Since the rebellion in the garden of Eden, our souls have longed for wrongs to be righted and life to be whole. Happy stories aren’t heaven on earth because they ignore our brokenness. One of the most challenging aspects of the human condition is when we fall into hardship, where we begin to question who we are and why God has seemingly forsaken us.
Books were history’s first long-range torture devices, subjecting readers to vivid renditions of holocaust, suicide, doubt, and betrayal. As the worlds and characters shatter, so do our hearts. But can we write about such situations without creating emotional scars? Should we even try?

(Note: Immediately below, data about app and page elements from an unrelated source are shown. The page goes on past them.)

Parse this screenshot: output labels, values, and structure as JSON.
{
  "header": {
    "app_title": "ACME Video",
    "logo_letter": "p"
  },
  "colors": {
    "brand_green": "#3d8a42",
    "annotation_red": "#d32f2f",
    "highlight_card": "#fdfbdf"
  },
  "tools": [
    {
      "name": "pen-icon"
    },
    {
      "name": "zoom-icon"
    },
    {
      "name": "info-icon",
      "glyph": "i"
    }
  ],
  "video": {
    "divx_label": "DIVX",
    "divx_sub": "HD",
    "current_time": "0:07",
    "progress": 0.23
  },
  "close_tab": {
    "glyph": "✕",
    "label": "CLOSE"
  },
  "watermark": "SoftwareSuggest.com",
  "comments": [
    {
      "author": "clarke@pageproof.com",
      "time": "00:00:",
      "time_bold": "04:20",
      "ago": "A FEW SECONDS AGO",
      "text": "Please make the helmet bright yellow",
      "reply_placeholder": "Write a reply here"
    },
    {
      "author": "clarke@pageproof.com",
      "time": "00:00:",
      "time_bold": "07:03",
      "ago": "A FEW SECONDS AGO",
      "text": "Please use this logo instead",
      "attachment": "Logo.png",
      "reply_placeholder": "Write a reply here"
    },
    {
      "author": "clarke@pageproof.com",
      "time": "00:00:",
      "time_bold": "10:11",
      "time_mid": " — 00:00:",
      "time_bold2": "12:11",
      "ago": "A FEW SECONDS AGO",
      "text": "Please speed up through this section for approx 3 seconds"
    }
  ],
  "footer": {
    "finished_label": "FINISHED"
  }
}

In a world where the gods of sexual pleasure pose strong opposition to Christianity, we need Christian storytellers who are ready to write about sexuality appropriately and biblically. In this article, I outline seven principles to consider when incorporating sex into our stories.

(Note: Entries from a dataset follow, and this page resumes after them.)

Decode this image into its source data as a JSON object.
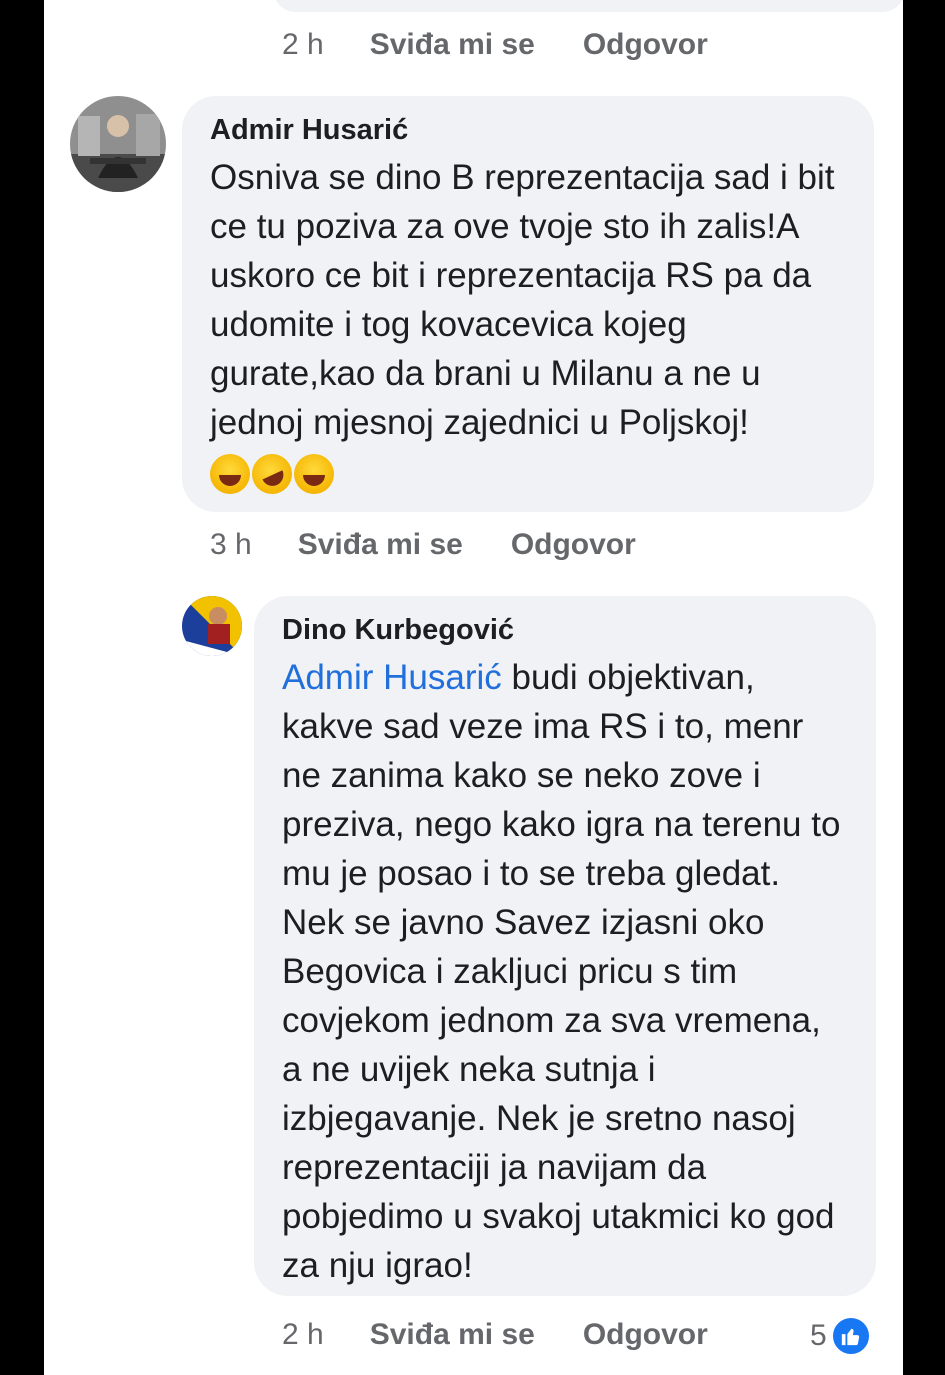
{
  "top_comment": {
    "time": "2 h",
    "like_label": "Sviđa mi se",
    "reply_label": "Odgovor"
  },
  "comments": [
    {
      "author": "Admir Husarić",
      "text": "Osniva se dino B reprezentacija sad i bit ce tu poziva za ove tvoje sto ih zalis!A uskoro ce bit i reprezentacija RS pa da udomite i tog kovacevica kojeg gurate,kao da brani u Milanu a ne u jednoj mjesnoj zajednici u Poljskoj!",
      "emojis": [
        "laughing-tears-emoji",
        "rolling-laughing-emoji",
        "laughing-tears-emoji"
      ],
      "time": "3 h",
      "like_label": "Sviđa mi se",
      "reply_label": "Odgovor"
    },
    {
      "author": "Dino Kurbegović",
      "mention": "Admir Husarić",
      "text": " budi objektivan, kakve sad veze ima RS i to, menr ne zanima kako se neko zove i preziva, nego kako igra na terenu to mu je posao i to se treba gledat. Nek se javno Savez izjasni oko Begovica i zakljuci pricu s tim covjekom jednom za sva vremena, a ne uvijek neka sutnja i izbjegavanje. Nek je sretno nasoj reprezentaciji ja navijam da pobjedimo u svakoj utakmici ko god za nju igrao!",
      "time": "2 h",
      "like_label": "Sviđa mi se",
      "reply_label": "Odgovor",
      "reaction_count": "5",
      "reaction_icon": "like-icon"
    }
  ],
  "colors": {
    "bubble": "#f0f2f5",
    "mention": "#216fdb",
    "like": "#1877f2",
    "meta": "#65676b"
  }
}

Swearing, like most subjects in the Christian community, has created its share of controversy. Are English words, which are nothing more than subjective pairings of vowels and consonants, offensive to the Almighty, or only when combined with His name? Should we avoid saying certain words around children? What about typing them out?

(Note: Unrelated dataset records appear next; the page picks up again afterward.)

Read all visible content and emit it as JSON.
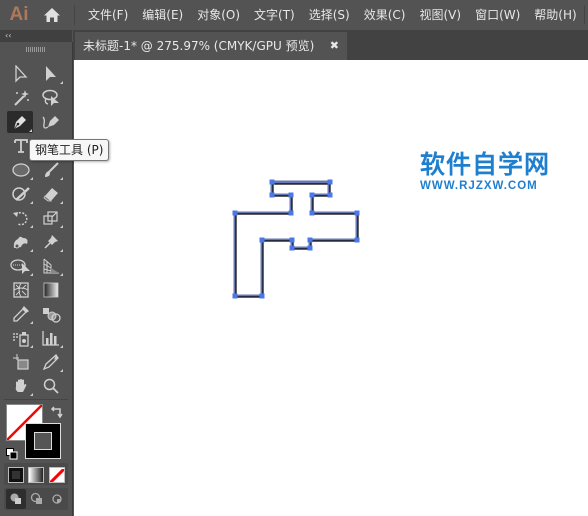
{
  "app": {
    "logo_text": "Ai",
    "brand_color": "#b0785a"
  },
  "menubar": {
    "items": [
      {
        "label": "文件(F)"
      },
      {
        "label": "编辑(E)"
      },
      {
        "label": "对象(O)"
      },
      {
        "label": "文字(T)"
      },
      {
        "label": "选择(S)"
      },
      {
        "label": "效果(C)"
      },
      {
        "label": "视图(V)"
      },
      {
        "label": "窗口(W)"
      },
      {
        "label": "帮助(H)"
      }
    ]
  },
  "toolpanel": {
    "collapse_glyph": "‹‹",
    "tools": [
      {
        "name": "selection-tool",
        "icon": "arrow-outline"
      },
      {
        "name": "direct-selection-tool",
        "icon": "arrow-filled"
      },
      {
        "name": "magic-wand-tool",
        "icon": "magic-wand"
      },
      {
        "name": "lasso-tool",
        "icon": "lasso"
      },
      {
        "name": "pen-tool",
        "icon": "pen",
        "active": true
      },
      {
        "name": "curvature-tool",
        "icon": "curvature-pen"
      },
      {
        "name": "type-tool",
        "icon": "type-T"
      },
      {
        "name": "line-tool",
        "icon": "line"
      },
      {
        "name": "ellipse-tool",
        "icon": "ellipse"
      },
      {
        "name": "paintbrush-tool",
        "icon": "brush"
      },
      {
        "name": "shaper-tool",
        "icon": "shaper"
      },
      {
        "name": "eraser-tool",
        "icon": "eraser"
      },
      {
        "name": "rotate-tool",
        "icon": "rotate"
      },
      {
        "name": "scale-tool",
        "icon": "scale"
      },
      {
        "name": "warp-tool",
        "icon": "warp"
      },
      {
        "name": "puppet-warp-tool",
        "icon": "pin"
      },
      {
        "name": "shape-builder-tool",
        "icon": "shape-builder"
      },
      {
        "name": "perspective-grid-tool",
        "icon": "perspective-grid"
      },
      {
        "name": "mesh-tool",
        "icon": "mesh"
      },
      {
        "name": "gradient-tool",
        "icon": "gradient"
      },
      {
        "name": "eyedropper-tool",
        "icon": "eyedropper"
      },
      {
        "name": "blend-tool",
        "icon": "blend"
      },
      {
        "name": "symbol-sprayer-tool",
        "icon": "symbol-sprayer"
      },
      {
        "name": "column-graph-tool",
        "icon": "bar-graph"
      },
      {
        "name": "artboard-tool",
        "icon": "artboard"
      },
      {
        "name": "slice-tool",
        "icon": "slice"
      },
      {
        "name": "hand-tool",
        "icon": "hand"
      },
      {
        "name": "zoom-tool",
        "icon": "magnifier"
      }
    ],
    "fill_stroke": {
      "fill": "none",
      "stroke": "#000000",
      "none_slash_color": "#ff0000"
    },
    "color_modes": [
      "color",
      "gradient",
      "none"
    ],
    "draw_modes": [
      "draw-normal",
      "draw-behind",
      "draw-inside"
    ]
  },
  "tooltip": {
    "text": "钢笔工具 (P)"
  },
  "document_tab": {
    "title": "未标题-1* @ 275.97% (CMYK/GPU 预览)",
    "close_glyph": "✖"
  },
  "canvas": {
    "shape": {
      "description": "faucet-shaped closed path with anchor points selected",
      "stroke_color": "#000000",
      "selection_color": "#4a78e8"
    },
    "watermark": {
      "title": "软件自学网",
      "url": "WWW.RJZXW.COM",
      "color": "#1f7fcf"
    }
  }
}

Should you write a scene of human sacrifice where the priest cuts out the victim’s [bleep] with a stone knife, the body [bleep], and the blood [bleepity bleep bleep]? (I’m trying to be sensitive here.) These kinds of questions plague Christian writers—especially beginners and those who have been raised without exposure to brutality.
Light is a paradox. Without darkness, the light’s ability to reveal hidden wonders and dangers would be lessened. Without the night to conceal, gloom can’t be driven away by dawn. Without shadows for contrast, even the brightest light cannot manifest its full strength. This is true of the gospel as well as writing.
Stories that focus on the rosy sides of reality are rarely compelling or memorable. They’re predictable—and indistinguishable from other patented plot lines. Just like Hallmark films. Although lighter fiction has a place in today’s market, I’d argue that we need more stories tackling the gritty sides of reality from a Christian perspective. We explored this two years ago with our Tricky Subjects series. And this year we’re addressing it again from a new angle based on the eleventh resolution of our Christian Storytellers Manifesto.
Three years have passed since we released our manifesto, but some of you may still be wondering how it can help you thrive. A document like this is pointless if it never translates to action. We recently surveyed our audience to see how signers have applied the CSM to their writing, and today I’m going to highlight the five differences it’s made in their spiritual lives, mindsets, and relationships.
Have you ever loved a book or TV series as a child, re-watched it as an adult, and realized how terrible it actually is? Several stories fall into this category for me—many of which are Christian and contain heavy-handed messages. But Adventures in Odyssey is one of those rare Christian stories that stands up to the test of time. Here’s why.